A call swaption or receiver swaption is a swap agreement where the holder of the options chooses to pay a fixed interest rate in exchange for receiving variable interest. Buyers of call swaptions agree to hedge against an anticipated fall in interest rates.
Like other swap agreements, a call swaption is done over-the-counter (OTC). This implies that the deal is not standardized. The parties to the contract must agree on the premium amount, notional principal, duration of the swaption, fixed and floating interest rate, and exercise price. The expiration style of call swaption can be any one of the following:
- American style - The options holder may choose to exercise their right at any time before the option expires.
- European style - The options holder can exercise the option only at one specified date.
- Bermuda style - The options holder may choose to exercise their right at set dates before the option expiration.
Elements of a Swaption
A swaption or a call swaption includes the undermentioned elements:
- Notional principal amount - The pre-decided principal amount which applies to the fixed or floating interest rate.
- Premium - This is the options’ price that the holder pays to the writer in exchange for the right to buy or sell the underlying.

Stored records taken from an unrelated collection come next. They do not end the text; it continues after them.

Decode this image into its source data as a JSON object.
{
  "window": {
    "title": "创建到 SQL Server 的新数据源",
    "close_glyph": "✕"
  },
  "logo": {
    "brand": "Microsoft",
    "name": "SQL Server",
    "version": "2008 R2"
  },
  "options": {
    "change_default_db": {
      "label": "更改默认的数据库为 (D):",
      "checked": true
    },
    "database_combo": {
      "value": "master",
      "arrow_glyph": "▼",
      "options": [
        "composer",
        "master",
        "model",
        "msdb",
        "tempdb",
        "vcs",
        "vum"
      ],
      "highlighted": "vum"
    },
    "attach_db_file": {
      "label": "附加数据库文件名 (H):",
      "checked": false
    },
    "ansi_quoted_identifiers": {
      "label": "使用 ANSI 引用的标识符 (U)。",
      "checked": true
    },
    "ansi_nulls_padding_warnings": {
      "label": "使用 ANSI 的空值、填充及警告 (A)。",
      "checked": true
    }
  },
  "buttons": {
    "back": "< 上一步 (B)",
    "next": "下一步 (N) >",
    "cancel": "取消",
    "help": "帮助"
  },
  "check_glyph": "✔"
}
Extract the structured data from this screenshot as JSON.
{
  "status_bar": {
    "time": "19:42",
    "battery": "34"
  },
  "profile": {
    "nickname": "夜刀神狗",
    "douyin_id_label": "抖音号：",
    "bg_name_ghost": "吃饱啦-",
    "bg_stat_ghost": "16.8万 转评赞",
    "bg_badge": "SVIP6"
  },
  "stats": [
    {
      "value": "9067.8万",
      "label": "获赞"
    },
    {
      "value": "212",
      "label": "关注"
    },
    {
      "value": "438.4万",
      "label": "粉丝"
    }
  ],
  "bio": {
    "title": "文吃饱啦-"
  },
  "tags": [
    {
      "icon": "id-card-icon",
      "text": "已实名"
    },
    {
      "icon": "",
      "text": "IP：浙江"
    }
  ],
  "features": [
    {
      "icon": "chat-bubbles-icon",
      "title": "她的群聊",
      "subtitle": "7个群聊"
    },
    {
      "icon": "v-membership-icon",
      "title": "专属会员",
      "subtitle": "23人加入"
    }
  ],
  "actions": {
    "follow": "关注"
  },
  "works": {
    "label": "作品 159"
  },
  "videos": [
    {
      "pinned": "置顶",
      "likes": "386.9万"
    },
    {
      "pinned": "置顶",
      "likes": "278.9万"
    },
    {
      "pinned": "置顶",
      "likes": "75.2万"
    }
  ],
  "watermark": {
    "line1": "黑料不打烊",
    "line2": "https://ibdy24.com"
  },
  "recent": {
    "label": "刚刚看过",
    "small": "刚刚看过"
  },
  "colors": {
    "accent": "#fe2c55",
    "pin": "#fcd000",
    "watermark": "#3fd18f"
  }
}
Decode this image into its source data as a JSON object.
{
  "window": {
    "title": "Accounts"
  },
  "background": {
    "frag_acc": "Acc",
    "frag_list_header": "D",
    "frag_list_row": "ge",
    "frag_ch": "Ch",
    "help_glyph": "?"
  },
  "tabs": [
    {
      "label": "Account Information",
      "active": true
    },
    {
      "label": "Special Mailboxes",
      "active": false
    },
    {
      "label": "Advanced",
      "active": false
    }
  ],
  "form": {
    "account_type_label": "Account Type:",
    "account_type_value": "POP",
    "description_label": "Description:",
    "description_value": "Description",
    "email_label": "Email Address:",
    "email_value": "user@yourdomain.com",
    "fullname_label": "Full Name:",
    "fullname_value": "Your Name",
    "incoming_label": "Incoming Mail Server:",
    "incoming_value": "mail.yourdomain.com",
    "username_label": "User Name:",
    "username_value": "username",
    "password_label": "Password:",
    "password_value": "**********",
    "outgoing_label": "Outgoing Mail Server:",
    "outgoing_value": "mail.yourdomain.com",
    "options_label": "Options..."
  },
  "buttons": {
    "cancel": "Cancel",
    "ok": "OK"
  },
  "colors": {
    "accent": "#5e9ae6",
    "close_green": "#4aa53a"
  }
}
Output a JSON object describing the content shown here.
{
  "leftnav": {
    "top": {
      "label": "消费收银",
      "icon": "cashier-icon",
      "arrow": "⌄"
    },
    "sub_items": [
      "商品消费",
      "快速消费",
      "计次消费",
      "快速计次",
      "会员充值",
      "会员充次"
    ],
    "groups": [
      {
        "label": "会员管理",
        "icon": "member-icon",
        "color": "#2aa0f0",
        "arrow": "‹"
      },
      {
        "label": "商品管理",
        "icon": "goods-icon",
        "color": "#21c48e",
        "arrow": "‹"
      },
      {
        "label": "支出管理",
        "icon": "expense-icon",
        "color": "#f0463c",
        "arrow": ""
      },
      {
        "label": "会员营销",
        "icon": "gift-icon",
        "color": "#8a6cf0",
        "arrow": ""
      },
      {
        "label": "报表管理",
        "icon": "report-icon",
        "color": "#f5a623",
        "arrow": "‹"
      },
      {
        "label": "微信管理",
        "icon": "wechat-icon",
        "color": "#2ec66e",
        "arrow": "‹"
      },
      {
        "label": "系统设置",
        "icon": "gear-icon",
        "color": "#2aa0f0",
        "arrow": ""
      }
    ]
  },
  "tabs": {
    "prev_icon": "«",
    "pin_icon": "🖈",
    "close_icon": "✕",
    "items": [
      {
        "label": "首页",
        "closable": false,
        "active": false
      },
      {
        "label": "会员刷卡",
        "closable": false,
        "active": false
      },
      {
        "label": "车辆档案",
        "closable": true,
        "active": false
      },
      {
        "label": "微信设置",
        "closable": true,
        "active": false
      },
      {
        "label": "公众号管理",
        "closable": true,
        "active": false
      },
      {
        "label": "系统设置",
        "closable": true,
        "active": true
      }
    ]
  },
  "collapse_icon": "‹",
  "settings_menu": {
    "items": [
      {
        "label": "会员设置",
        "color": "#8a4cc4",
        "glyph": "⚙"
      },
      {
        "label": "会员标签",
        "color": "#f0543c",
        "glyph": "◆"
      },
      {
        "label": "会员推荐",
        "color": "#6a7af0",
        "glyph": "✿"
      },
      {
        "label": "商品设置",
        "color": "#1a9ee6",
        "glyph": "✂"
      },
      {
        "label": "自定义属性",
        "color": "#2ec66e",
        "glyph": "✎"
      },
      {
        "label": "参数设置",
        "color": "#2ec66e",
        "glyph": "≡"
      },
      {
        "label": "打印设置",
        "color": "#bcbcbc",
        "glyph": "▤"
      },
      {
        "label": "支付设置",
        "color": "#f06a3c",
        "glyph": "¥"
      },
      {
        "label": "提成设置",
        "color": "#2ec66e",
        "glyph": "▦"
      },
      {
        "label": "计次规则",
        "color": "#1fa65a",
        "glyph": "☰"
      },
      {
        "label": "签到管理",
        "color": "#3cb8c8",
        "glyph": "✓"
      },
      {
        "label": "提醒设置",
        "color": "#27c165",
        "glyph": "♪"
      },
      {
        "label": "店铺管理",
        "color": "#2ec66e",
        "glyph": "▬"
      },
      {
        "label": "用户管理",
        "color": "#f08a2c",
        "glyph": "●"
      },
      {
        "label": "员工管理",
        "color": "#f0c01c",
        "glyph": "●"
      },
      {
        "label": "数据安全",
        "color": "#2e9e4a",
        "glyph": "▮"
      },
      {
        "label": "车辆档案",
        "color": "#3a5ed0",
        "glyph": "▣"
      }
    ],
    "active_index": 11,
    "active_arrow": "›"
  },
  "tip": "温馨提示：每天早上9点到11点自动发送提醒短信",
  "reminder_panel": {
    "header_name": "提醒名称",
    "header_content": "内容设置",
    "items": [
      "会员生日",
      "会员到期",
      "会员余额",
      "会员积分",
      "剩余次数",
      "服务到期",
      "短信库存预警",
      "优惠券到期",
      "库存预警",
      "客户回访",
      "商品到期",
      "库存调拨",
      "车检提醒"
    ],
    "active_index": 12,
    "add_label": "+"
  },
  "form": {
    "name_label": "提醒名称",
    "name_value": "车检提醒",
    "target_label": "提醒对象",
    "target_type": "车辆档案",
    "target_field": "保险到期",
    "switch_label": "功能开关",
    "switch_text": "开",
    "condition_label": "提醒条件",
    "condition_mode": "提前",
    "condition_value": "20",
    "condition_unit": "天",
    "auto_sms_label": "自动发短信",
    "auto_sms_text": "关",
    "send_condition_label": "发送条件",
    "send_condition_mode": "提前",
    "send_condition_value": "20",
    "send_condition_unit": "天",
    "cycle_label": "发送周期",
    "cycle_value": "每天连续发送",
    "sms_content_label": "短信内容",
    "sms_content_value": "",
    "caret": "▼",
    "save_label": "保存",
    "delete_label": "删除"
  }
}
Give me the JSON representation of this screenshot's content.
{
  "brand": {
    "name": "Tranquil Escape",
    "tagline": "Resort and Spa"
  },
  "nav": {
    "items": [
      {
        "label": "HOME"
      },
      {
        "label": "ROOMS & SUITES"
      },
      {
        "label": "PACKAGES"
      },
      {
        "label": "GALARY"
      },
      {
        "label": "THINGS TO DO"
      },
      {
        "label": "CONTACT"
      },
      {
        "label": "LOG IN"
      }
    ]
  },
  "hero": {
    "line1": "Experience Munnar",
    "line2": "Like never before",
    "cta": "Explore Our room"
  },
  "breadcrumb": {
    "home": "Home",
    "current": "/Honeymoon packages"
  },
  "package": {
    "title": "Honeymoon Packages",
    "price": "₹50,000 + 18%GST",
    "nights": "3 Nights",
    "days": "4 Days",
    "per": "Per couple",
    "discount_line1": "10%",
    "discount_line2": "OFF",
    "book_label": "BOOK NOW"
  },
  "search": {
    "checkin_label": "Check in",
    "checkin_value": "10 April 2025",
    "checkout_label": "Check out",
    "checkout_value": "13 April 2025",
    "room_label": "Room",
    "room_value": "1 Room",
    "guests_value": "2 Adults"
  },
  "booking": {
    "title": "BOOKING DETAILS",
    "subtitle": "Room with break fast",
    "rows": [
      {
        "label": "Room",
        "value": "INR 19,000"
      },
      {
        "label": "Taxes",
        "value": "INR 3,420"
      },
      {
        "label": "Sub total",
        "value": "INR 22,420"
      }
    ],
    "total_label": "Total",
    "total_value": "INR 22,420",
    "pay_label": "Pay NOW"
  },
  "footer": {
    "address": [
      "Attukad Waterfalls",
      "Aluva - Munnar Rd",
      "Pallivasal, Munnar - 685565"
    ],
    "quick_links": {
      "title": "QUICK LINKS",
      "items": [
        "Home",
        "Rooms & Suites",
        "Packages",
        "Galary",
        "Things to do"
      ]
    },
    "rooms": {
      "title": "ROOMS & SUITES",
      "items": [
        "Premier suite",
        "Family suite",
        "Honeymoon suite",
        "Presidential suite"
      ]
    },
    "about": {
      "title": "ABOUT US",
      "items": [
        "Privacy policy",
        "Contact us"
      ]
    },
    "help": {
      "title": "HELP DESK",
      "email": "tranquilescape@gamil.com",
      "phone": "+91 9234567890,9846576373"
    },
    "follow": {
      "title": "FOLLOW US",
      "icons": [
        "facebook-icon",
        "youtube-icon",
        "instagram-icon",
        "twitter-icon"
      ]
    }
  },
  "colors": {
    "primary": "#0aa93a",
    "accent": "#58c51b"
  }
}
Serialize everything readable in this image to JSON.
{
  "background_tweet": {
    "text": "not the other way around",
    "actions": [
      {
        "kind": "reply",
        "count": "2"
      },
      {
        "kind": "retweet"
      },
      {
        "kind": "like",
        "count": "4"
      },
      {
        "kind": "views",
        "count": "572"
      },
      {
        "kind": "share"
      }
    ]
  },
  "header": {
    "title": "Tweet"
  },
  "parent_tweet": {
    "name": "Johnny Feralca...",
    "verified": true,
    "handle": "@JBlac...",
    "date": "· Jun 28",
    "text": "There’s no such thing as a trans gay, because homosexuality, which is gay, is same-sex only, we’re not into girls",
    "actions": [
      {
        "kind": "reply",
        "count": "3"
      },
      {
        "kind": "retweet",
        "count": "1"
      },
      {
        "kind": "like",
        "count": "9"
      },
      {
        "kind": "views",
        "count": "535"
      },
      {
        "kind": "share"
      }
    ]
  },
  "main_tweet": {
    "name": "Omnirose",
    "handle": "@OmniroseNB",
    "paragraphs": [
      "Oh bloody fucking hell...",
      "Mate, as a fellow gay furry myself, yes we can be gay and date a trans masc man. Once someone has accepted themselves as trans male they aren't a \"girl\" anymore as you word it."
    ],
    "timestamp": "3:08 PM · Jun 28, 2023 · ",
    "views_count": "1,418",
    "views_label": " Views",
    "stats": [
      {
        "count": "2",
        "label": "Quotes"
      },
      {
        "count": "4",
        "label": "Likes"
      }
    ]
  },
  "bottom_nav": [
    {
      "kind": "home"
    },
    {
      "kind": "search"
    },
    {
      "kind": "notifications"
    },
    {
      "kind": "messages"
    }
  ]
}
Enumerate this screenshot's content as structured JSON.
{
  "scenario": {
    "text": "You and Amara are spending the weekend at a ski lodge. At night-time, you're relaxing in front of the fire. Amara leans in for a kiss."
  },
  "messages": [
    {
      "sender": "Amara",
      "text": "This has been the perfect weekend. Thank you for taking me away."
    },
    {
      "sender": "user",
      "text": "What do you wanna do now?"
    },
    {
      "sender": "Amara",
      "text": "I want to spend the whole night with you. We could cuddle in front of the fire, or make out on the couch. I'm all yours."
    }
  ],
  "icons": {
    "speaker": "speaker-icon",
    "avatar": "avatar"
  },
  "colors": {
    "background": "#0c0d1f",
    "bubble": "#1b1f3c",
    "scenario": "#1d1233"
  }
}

In case of a call swaption, the premium is paid for the right to buy a swap.
- Fixed-rate - The static rate which the holder of a call swaption agrees to pay should they decide to exercise the swaption.
- Floating rate - The variable interest rate that the holder of a call swaption agrees to receive if he exercises the option.
- Expiry date -This is the settlement date or the date on which the option matures and must be settled.
- Strike price -It is the rate which triggers the swaption. In other words, it is the fixed rate that will be swapped for the variable rate.
Who Trades Call Swaption
Investors with investments in floating interest rates who fear the interest rates to plummet may buy call swaptions to discard the potentially lower variable rate and lock a higher fixed interest rate.
Large financial corporations like commercial banks use swaptions to manage interest rate volatility. A call swaption is used to hedge against declining interest rates. For example, Bank X has disbursed massive loans to its customers. It expects the interest rates to fall, which will lead the borrowers to make early payments. The Bank can decide to hedge this risk by buying a call swaption.
Investment banks and hedge fund institutions are the market makers in a swaption market. They have a portfolio of swaption agreements which they can use to change their pay-off profile.
Swaptions are used when an organization is unsure about the anticipated movements in the interest rates. A call swaption is bought when the interest rate is expected to fall. This can restrict the loss of the buyer to the premium paid, even if the interest rate goes up.
Frequently Asked Questions Expand All
In a payer's swaption, the option holder chooses to be the fixed-rate receiver and variable ratepayer. Buyers of put swaption expect the interest rates to rise in future.
A payer swaption is also called a put swaption. A put option is where the holder buys the right to sell the underlying. Since, in a payer swaption, the holder accepts the right to sell a fixed interest rate, it is a put or put swaption.